22nd December 2022
10th November 2022
15th September 2022
We have been contemplating the huge job in front of King Charles III. We reminded ourselves what an able man he has shown himself to be over the years. Us being us, we looked to sport for the clues. We all know what a great polo player and general equestrian he was. We’ve seen him […] More…
21st July 2022
How proud would these pioneers of women’s football from 1918 be to see England’s Lionesses perform in the Women’s Euros 2022?! When this Scottish women’s team played in 2018, they would have rightly believed they had already come far. Despite attempts to set up and build up women’s football in the nineteenth century, it was […] More…
4th November 2021
7th July 2016
The 1954 Wimbledon Tennis Championship was hugely significant for its two eventual champions: Male singles champion, Jaroslav Drobny and female singles champion, ‘Little Mo’ Maureen Connolly. 32 year old Drobny won his first and only Wimbledon title in 1954 after 11 previous, unsuccessful attempts. He also won the competition as an Egyptian citizen, the only Egyptian citizen to do so in the history of Wimbledon. For 19 year old ‘Little Mo’ Connolly, already a phenomenon in tennis, the 1954 women’s Wimbledon title was to be her third and unexpectedly her last. They, along with several of their finalists, signed this dinner menu for the ball (code: 38174), celebrating the end of that year’s Wimbledon competition.
Jaroslav Drobny was a Czech sports star, excelling in both tennis and ice hockey. When he won Wimbledon, he achieved a number of firsts. He was the first and only male tennis player to win Wimbledon, wearing glasses! Over his long tennis career, he also competed at Wimbledon under 4 different national identities. In 1938 he entered the championships as a Czech citizen. By the following year Germany had invaded Czechoslovakia. So Drobny competed under the Protectorate of Bohemia and Moravia. In 1948 a coup led to a Communist government in Czechoslovakia. Drobny was subjected to travel restrictions, which limited his tennis career. So in 1949 Drobny and his doubles partner defected while in Switzerland. Drobny tried unsuccessfully to become a Swiss citizen. Then he tried for American and then Australian citizenship. Finally he was successful – Egypt granted him citizenship and so Drobny became the first Egyptian citizen to win a Grand Slam title!

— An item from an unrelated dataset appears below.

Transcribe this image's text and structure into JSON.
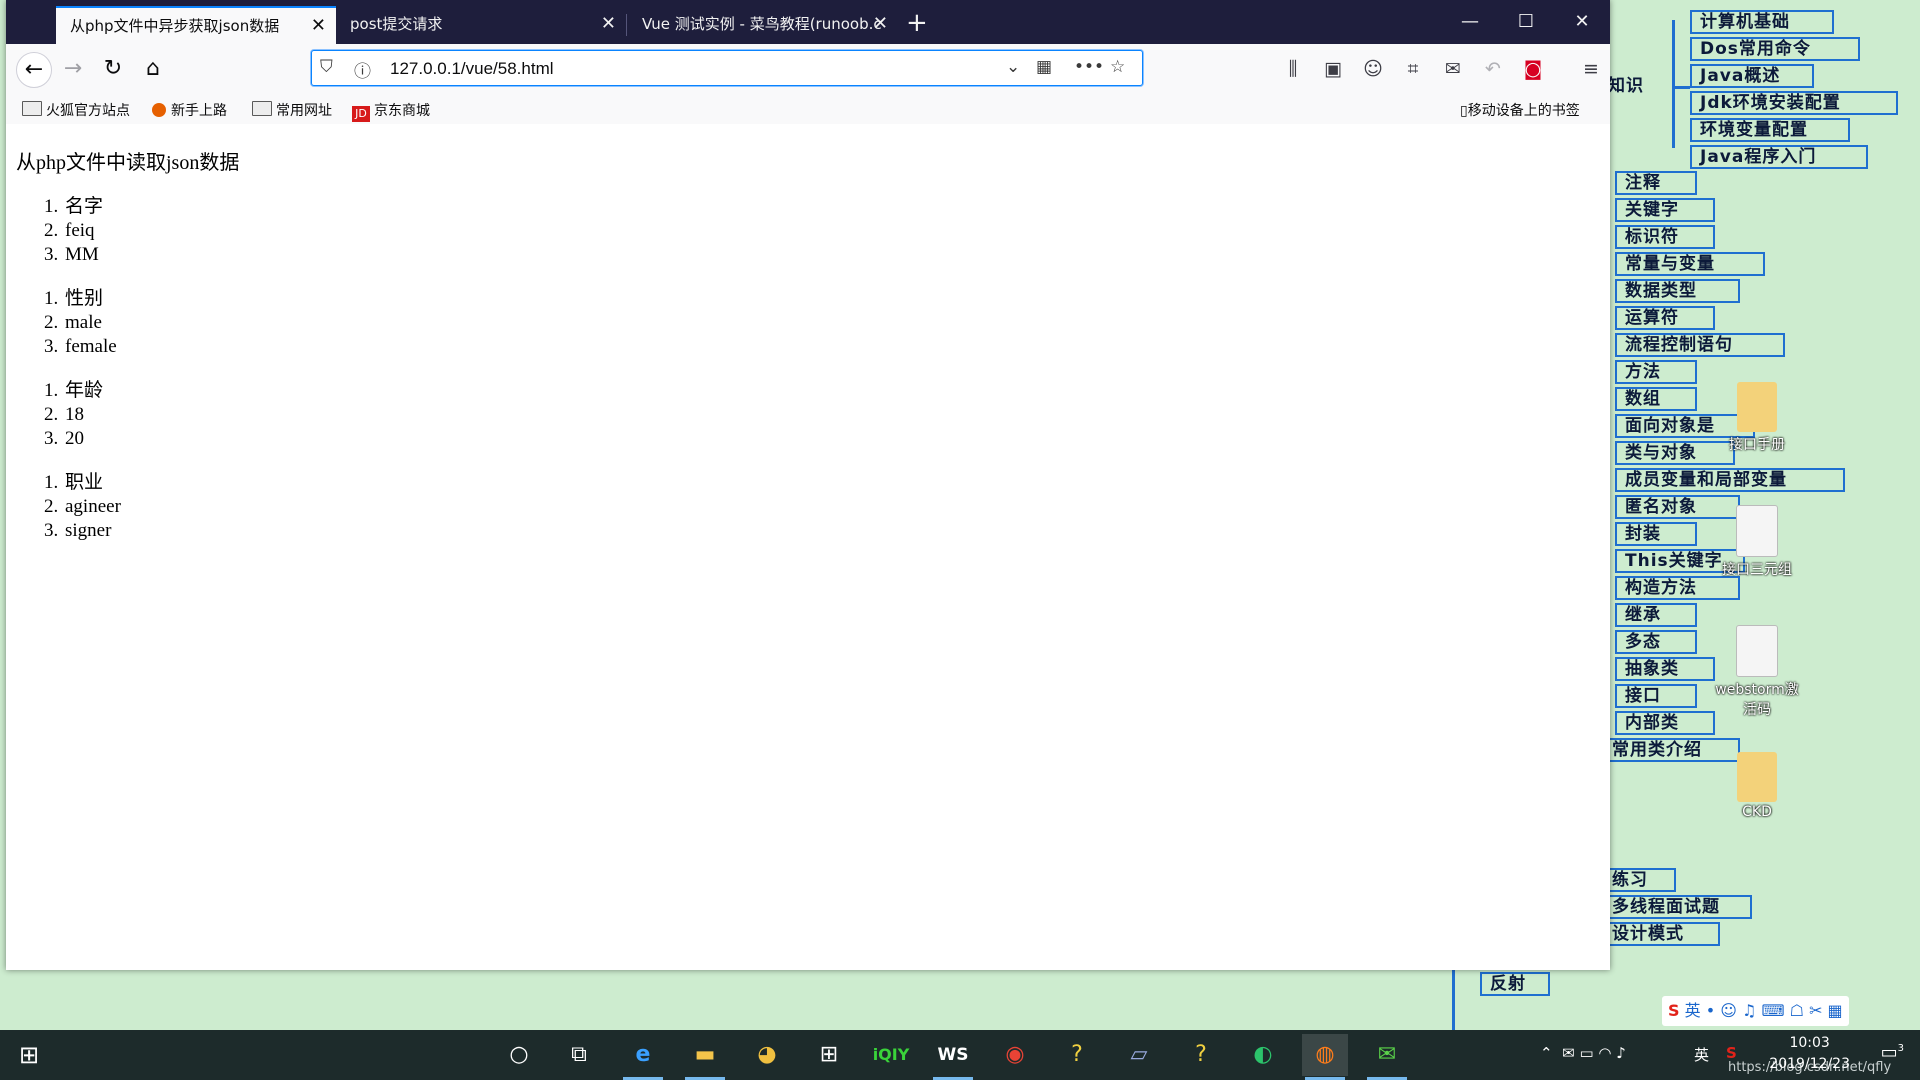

In 1954 Drobny defeated a young 19 year old in the final, Ken Rosewall, who would become one of the greatest male tennis players of all time. In his early days, however, his fellow tennis players called him ‘Muscles’ for his lack of them. He was small, 5’7″ and he was skinny. But he was also fast, agile, tireless and had a deadly volley. Like ‘Little Mo’, a fellow Wimbledon finalist in 1954, Rosewall was only 19 in 1954. He had something else in common with her too. Both Little Mo and Ken Rosewall were natural left handers, who had been taught by their respective fathers to play right handed instead. It’s hard to imagine how good they might have been if they had been allowed to continue left handed.
Little Mo was already a tennis superstar in 1954. In 1953, aged just 18, she had become the first woman to win all 4 Grand Slam tournaments during the same calendar year. 1954 was to be her third win at Wimbledon…and unexpectedly her last. Little Mo had been brought up by her mother and her aunt after her parents’ divorce when she was 3. Little Mo had at first wanted to become a horse rider. She turned to tennis because her mother couldn’t afford horse riding lessons. In 1954 Wimbledon finished on the 2nd July. Presumably Little Mo decided to treat herself to a bit of her favourite hobby after the championships. So it was on the 20th July, only two and a half weeks after the tennis tournament finished, that Little Mo had a terrible riding accident that ended her tennis career.
We found this fantastic footage of all the key Wimbledon players of 1954 – a great slice (not too much pun intended) of Wimbledon history You can see how cool Drobny was in his glasses and how slight Ken Rosewall was…as was Little Mo’ for that matter!